═════ Task data

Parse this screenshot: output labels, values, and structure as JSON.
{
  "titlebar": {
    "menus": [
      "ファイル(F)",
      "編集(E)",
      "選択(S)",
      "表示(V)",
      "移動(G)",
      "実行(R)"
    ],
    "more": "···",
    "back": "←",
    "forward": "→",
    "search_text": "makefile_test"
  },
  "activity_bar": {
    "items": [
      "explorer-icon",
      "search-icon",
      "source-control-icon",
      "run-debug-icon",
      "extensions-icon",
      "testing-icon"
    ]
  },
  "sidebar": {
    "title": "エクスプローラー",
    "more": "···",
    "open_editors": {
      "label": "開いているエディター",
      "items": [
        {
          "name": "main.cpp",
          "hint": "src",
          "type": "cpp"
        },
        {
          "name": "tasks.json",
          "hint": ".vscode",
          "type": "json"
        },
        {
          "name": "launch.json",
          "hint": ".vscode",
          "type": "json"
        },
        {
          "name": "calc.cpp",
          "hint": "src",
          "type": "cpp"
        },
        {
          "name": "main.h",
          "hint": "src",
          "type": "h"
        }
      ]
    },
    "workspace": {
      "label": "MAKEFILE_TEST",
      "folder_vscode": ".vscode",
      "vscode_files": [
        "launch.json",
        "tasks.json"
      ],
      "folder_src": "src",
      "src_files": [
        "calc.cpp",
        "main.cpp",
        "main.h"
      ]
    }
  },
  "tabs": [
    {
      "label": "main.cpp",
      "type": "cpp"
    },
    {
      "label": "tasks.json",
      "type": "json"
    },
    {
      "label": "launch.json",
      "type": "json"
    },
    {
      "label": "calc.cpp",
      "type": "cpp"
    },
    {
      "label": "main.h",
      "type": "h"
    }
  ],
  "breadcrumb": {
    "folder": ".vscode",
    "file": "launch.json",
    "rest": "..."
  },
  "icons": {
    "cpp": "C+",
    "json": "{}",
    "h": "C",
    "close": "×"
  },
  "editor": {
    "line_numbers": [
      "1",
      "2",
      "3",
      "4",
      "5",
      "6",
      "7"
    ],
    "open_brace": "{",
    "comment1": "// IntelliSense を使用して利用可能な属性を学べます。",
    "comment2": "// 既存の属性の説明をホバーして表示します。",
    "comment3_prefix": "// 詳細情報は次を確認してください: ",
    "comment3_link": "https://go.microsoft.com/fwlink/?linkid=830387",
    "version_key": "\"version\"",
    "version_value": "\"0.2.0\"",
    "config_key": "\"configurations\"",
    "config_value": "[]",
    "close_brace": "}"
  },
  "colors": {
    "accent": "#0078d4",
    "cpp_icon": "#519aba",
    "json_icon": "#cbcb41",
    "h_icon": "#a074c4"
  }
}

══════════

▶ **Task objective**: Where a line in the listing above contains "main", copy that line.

▶ **Response**:
          "name": "main.cpp",
          "name": "main.h",
        "main.cpp",
        "main.h"
      "label": "main.cpp",
      "label": "main.h",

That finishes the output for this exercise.